There were no goblins about, no animals, no birds. It all seemed too easy. “Child’s play,” he muttered. He took a step off to the side of the door and looked around and listened. An odd clicking sound came from inside, down on the floor. Warily, Richard stepped into the dimly-lit castle and looked around for the noise. It came from two things: a battered Gobstone and a white knight chess piece that were pushing at each other at the edge of the door. The knight was hitting the Gobstone with its broken sword, while the Gobstone looked as if it were trying to roll it over. Richard wondered where the other Gobstone was as he deftly grabbed the one Gobstone and scooped up the knight in the other before turning to examine the inside of the castle.

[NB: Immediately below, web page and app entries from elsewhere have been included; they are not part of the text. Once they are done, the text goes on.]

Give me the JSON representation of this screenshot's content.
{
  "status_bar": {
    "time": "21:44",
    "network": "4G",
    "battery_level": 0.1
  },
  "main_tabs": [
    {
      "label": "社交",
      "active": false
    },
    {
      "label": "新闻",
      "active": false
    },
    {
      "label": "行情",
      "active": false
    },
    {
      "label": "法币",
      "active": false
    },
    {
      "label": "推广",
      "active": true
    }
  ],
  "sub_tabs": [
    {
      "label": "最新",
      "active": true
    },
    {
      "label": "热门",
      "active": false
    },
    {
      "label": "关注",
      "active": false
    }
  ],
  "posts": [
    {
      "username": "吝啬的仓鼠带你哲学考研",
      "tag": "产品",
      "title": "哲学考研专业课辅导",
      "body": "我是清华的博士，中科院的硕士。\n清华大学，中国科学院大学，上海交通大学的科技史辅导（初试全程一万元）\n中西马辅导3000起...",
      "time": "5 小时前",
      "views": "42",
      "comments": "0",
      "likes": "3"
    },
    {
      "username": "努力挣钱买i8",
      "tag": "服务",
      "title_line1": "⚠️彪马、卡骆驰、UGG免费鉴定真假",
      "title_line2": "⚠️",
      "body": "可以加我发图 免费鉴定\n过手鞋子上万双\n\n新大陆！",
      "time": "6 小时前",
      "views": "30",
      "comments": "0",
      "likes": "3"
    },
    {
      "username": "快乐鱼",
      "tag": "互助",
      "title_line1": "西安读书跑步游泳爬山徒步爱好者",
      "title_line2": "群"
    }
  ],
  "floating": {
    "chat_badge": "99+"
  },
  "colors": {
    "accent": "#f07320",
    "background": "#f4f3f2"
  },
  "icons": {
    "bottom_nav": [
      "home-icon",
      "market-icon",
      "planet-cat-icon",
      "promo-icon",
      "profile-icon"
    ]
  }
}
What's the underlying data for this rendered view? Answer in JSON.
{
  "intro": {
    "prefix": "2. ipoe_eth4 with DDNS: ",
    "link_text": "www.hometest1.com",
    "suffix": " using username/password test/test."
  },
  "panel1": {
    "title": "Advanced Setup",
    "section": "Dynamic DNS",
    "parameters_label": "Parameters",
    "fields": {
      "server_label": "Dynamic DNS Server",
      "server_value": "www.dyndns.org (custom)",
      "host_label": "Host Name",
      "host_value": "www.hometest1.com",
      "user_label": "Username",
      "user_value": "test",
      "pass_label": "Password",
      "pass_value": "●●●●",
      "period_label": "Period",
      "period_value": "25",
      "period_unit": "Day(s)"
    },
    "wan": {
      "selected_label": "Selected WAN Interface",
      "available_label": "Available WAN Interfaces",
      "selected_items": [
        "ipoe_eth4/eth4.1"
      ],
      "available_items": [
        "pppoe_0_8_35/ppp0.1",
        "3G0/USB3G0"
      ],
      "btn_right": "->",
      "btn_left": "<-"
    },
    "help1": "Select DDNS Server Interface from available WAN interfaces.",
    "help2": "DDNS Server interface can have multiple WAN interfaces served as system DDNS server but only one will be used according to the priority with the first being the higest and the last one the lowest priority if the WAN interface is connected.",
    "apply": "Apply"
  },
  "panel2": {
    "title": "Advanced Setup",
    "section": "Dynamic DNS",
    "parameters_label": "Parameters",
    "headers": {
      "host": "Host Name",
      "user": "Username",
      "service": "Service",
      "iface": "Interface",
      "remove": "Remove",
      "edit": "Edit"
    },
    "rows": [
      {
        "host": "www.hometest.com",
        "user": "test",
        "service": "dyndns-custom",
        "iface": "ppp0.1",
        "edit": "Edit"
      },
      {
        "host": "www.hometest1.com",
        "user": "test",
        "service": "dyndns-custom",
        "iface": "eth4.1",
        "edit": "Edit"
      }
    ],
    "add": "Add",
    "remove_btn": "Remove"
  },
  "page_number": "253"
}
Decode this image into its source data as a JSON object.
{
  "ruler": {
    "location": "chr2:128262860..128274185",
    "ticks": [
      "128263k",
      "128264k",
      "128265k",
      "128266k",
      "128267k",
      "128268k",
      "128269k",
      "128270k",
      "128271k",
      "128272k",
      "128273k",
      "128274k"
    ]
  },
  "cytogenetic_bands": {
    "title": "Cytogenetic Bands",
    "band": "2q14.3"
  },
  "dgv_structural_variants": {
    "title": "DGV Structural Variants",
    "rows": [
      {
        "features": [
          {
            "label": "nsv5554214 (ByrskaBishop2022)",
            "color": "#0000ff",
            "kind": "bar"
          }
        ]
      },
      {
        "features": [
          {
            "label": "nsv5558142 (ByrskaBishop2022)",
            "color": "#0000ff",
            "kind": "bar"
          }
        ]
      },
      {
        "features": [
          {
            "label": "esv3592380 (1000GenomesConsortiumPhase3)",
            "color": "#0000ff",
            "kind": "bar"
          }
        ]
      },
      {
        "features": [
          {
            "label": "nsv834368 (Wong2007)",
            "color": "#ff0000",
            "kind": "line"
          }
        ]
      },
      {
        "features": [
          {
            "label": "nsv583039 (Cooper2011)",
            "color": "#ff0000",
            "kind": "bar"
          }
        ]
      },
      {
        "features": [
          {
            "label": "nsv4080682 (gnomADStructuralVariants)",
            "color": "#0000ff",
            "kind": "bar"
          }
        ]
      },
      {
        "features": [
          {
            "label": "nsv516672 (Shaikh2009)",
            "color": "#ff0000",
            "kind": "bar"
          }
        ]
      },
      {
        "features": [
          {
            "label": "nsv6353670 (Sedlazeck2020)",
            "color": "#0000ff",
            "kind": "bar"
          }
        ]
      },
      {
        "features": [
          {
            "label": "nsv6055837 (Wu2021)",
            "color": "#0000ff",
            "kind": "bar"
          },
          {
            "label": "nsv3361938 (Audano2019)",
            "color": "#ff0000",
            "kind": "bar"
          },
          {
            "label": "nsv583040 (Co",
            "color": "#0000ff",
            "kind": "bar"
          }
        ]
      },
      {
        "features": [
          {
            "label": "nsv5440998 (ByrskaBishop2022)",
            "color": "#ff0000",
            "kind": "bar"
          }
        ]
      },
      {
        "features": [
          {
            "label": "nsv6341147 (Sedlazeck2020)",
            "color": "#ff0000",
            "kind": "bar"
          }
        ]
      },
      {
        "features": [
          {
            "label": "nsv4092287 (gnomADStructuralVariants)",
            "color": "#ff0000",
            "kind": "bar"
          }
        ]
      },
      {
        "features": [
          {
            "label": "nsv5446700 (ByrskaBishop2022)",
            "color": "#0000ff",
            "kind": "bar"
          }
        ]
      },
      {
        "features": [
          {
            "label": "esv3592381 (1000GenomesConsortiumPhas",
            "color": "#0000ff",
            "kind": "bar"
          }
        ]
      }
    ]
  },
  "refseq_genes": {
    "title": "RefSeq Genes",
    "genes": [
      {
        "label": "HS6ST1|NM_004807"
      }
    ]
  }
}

He sensed that the walls and the floors had changed even as he had stepped inside. The air had a wave in it, as if a drafty door had opened and closed, and the dirt floor looked as if it had just stopped rippling. Everything in the large entry room was gray and had a roughness that matched the landscape outside. The ceiling seemed to disappear above him, although the light came from windows up high. The place smelled of rock, damp earth, a tang of burning wood, and chickens. He watched where he stepped, concerned that there might be mud or dung on the floor. He listened for the children but heard nothing but the breeze through the open windows. Richard stood still, heedless of the knight that squirmed in his hand, and searched with his senses, feeling that he was not being watched.
There was an arched door to the side of him. A quick glance inside showed that it was the guards’ room, and nothing was in it but blunt weapons and a half-eaten meal. He went to the larger carved wooden door and pushed it open, going into another room. The floor was covered with rough slate, as were the walls and the empty alcoves, and there was the feeling that no one had been in it for a while. The light colored stone doors to the next room had tinted brown and green carvings of boomslang snakes that slithered slowly across the surfaces. The next floor had smooth stone floors and well-fitted stonework for its walls, and the doors were flat. The windows had glass and the same empty feeling. The room after that had marble floors laid out in a geometric pattern of triangles and circles, a half a dozen tapestries that featured fanciful bicorns hanging over smooth walls, and the same unoccupied feeling. This room had seven tall closed doors made of shiny gray metals and polished obsidian. Different symbols were on each door, but they were unfamiliar to Richard.
He had no idea which door to choose. He put the knight and the Gobstone on the floor. “Go find your owners,” he ordered.
The knight stood still, but the Gobstone rolled straight to the second door to the left. Richard was puzzled for a moment, then remembered that the knight belonged to the chess set in the community room, but the Gobstone belonged to Lenny. He picked up the knight, went over and caught up the Gobstone, and then examined the door. It was decorated with what might have been silver stars; some had four points, others had five, seven, or eight points. There was no handle, so he gently pushed on the door. It slowly, silently swung open, and he found himself peering into a passageway that went upward in a clockwise curve. The floor and the walls that arched into a ceiling were of smooth, glowing gray metals, and there was the unsettling feeling that someone was somewhere inside, waiting.
Thank you to my beta, gelsey!